Records provided

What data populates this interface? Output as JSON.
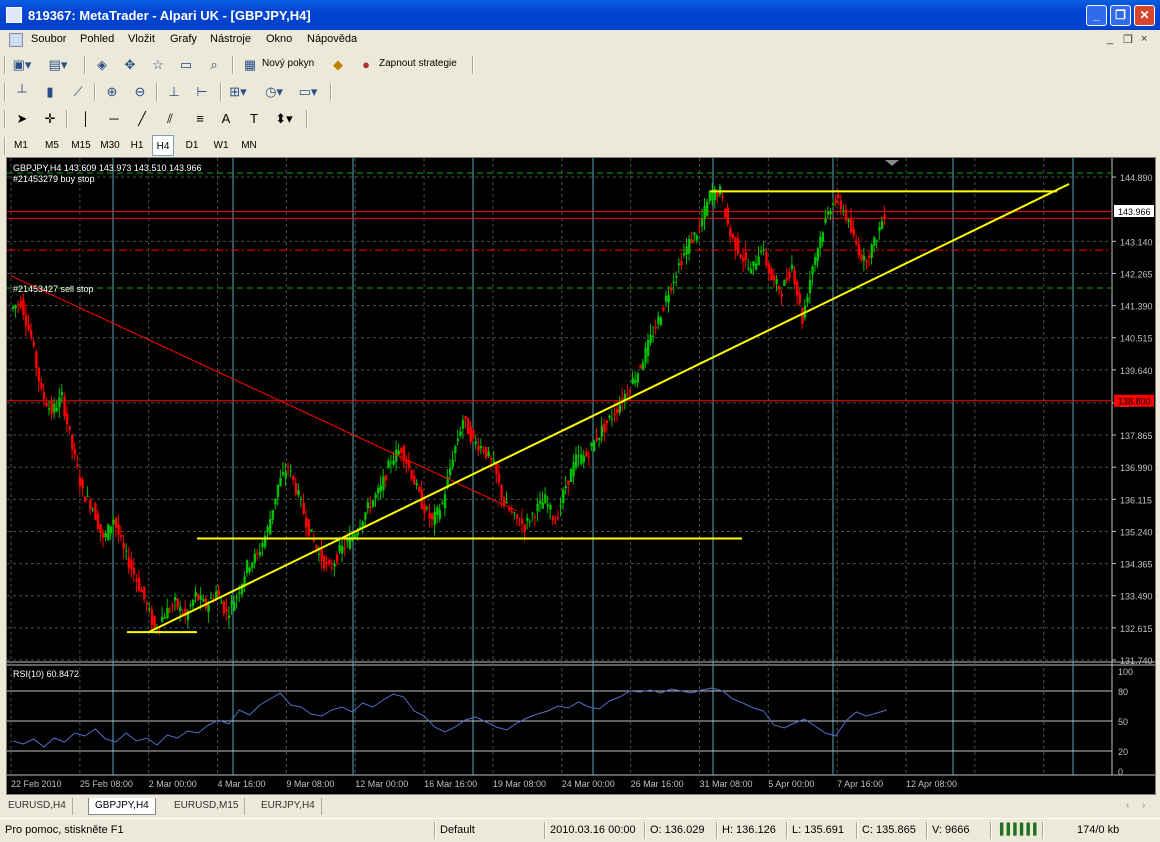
{
  "window": {
    "title": "819367: MetaTrader - Alpari UK - [GBPJPY,H4]",
    "buttons": [
      "_",
      "❐",
      "✕"
    ]
  },
  "menu": {
    "items": [
      "Soubor",
      "Pohled",
      "Vložit",
      "Grafy",
      "Nástroje",
      "Okno",
      "Nápověda"
    ],
    "mdi_controls": [
      "_",
      "❐",
      "×"
    ]
  },
  "toolbar": {
    "new_order_label": "Nový pokyn",
    "strategy_label": "Zapnout strategie"
  },
  "timeframes": {
    "items": [
      "M1",
      "M5",
      "M15",
      "M30",
      "H1",
      "H4",
      "D1",
      "W1",
      "MN"
    ],
    "selected": "H4"
  },
  "chart_data": [
    {
      "type": "candlestick",
      "title": "GBPJPY,H4  143.609 143.973 143.510 143.966",
      "symbol": "GBPJPY",
      "timeframe": "H4",
      "ohlc_header": {
        "open": 143.609,
        "high": 143.973,
        "low": 143.51,
        "close": 143.966
      },
      "ylim": [
        131.74,
        145.3
      ],
      "y_ticks": [
        "144.890",
        "143.966",
        "143.140",
        "142.265",
        "141.390",
        "140.515",
        "139.640",
        "138.740",
        "137.865",
        "136.990",
        "136.115",
        "135.240",
        "134.365",
        "133.490",
        "132.615",
        "131.740"
      ],
      "current_price": "143.966",
      "order_price_label": "138.800",
      "x_ticks": [
        "22 Feb 2010",
        "25 Feb 08:00",
        "2 Mar 00:00",
        "4 Mar 16:00",
        "9 Mar 08:00",
        "12 Mar 00:00",
        "16 Mar 16:00",
        "19 Mar 08:00",
        "24 Mar 00:00",
        "26 Mar 16:00",
        "31 Mar 08:00",
        "5 Apr 00:00",
        "7 Apr 16:00",
        "12 Apr 08:00"
      ],
      "price_path": [
        141.3,
        141.5,
        140.5,
        139.0,
        138.5,
        138.9,
        137.5,
        136.3,
        135.9,
        135.0,
        135.6,
        134.7,
        134.1,
        133.4,
        132.6,
        133.0,
        133.3,
        132.9,
        133.5,
        133.2,
        133.6,
        133.0,
        133.5,
        134.3,
        134.6,
        135.3,
        136.5,
        137.0,
        136.2,
        135.3,
        134.6,
        134.2,
        134.7,
        135.0,
        135.5,
        136.0,
        136.4,
        137.2,
        137.5,
        136.8,
        136.0,
        135.5,
        136.0,
        137.3,
        138.3,
        137.7,
        137.5,
        137.0,
        136.0,
        135.6,
        135.4,
        135.8,
        136.1,
        135.5,
        136.5,
        137.2,
        137.3,
        137.8,
        138.2,
        138.6,
        139.1,
        139.6,
        140.3,
        141.0,
        141.8,
        142.5,
        143.1,
        143.5,
        144.4,
        144.5,
        143.3,
        142.8,
        142.3,
        143.0,
        142.1,
        141.8,
        142.5,
        141.0,
        142.5,
        143.5,
        144.3,
        144.0,
        143.2,
        142.6,
        143.1,
        143.9
      ],
      "annotations": [
        "#21453279 buy stop",
        "#21453427 sell stop"
      ],
      "horizontal_levels": {
        "red_solid": [
          143.95,
          143.77,
          138.8
        ],
        "red_dashdot": [
          142.9
        ],
        "green_dashed": [
          145.0,
          141.87
        ]
      },
      "trendlines_yellow": [
        {
          "from": [
            "2 Mar 00:00",
            132.5
          ],
          "to": [
            "12 Apr 08:00",
            144.7
          ]
        },
        {
          "from": [
            "4 Mar 00:00",
            135.05
          ],
          "to": [
            "5 Apr 16:00",
            135.05
          ]
        },
        {
          "from": [
            "4 Apr 16:00",
            144.5
          ],
          "to": [
            "15 Apr 00:00",
            144.5
          ]
        },
        {
          "from": [
            "1 Mar 00:00",
            132.5
          ],
          "to": [
            "4 Mar 00:00",
            132.5
          ]
        }
      ],
      "trendlines_red": [
        {
          "from": [
            "22 Feb 2010",
            142.2
          ],
          "to": [
            "23 Mar 08:00",
            135.8
          ]
        }
      ],
      "grid": true
    },
    {
      "type": "line",
      "title": "RSI(10) 60.8472",
      "ylim": [
        0,
        100
      ],
      "y_ticks": [
        "100",
        "80",
        "50",
        "20",
        "0"
      ],
      "levels": [
        80,
        50,
        20
      ],
      "values": [
        30,
        27,
        32,
        24,
        33,
        29,
        38,
        35,
        42,
        32,
        29,
        38,
        30,
        33,
        26,
        36,
        33,
        40,
        38,
        46,
        51,
        47,
        61,
        56,
        66,
        72,
        78,
        66,
        64,
        57,
        55,
        61,
        64,
        59,
        68,
        64,
        71,
        77,
        74,
        60,
        55,
        44,
        39,
        44,
        51,
        54,
        49,
        44,
        41,
        48,
        53,
        57,
        60,
        65,
        63,
        69,
        64,
        62,
        70,
        74,
        80,
        79,
        81,
        78,
        82,
        80,
        78,
        81,
        83,
        80,
        72,
        68,
        63,
        60,
        46,
        43,
        48,
        52,
        45,
        38,
        35,
        50,
        59,
        55,
        58,
        61
      ]
    }
  ],
  "tabs": {
    "items": [
      "EURUSD,H4",
      "GBPJPY,H4",
      "EURUSD,M15",
      "EURJPY,H4"
    ],
    "selected": "GBPJPY,H4",
    "scroll_arrows": [
      "‹",
      "›"
    ]
  },
  "status": {
    "help": "Pro pomoc, stiskněte F1",
    "profile": "Default",
    "datetime": "2010.03.16 00:00",
    "open": "O: 136.029",
    "high": "H: 136.126",
    "low": "L: 135.691",
    "close": "C: 135.865",
    "volume": "V: 9666",
    "traffic": "174/0 kb"
  },
  "colors": {
    "bull": "#00c000",
    "bear": "#ff0000",
    "grid": "#4a4f4a",
    "vline": "#5aa7b4",
    "yellow": "#ffff00",
    "rsi": "#4f6fc7"
  }
}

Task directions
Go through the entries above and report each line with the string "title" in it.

Written answer
    "title": "819367: MetaTrader - Alpari UK - [GBPJPY,H4]",
      "title": "GBPJPY,H4  143.609 143.973 143.510 143.966",
      "title": "RSI(10) 60.8472",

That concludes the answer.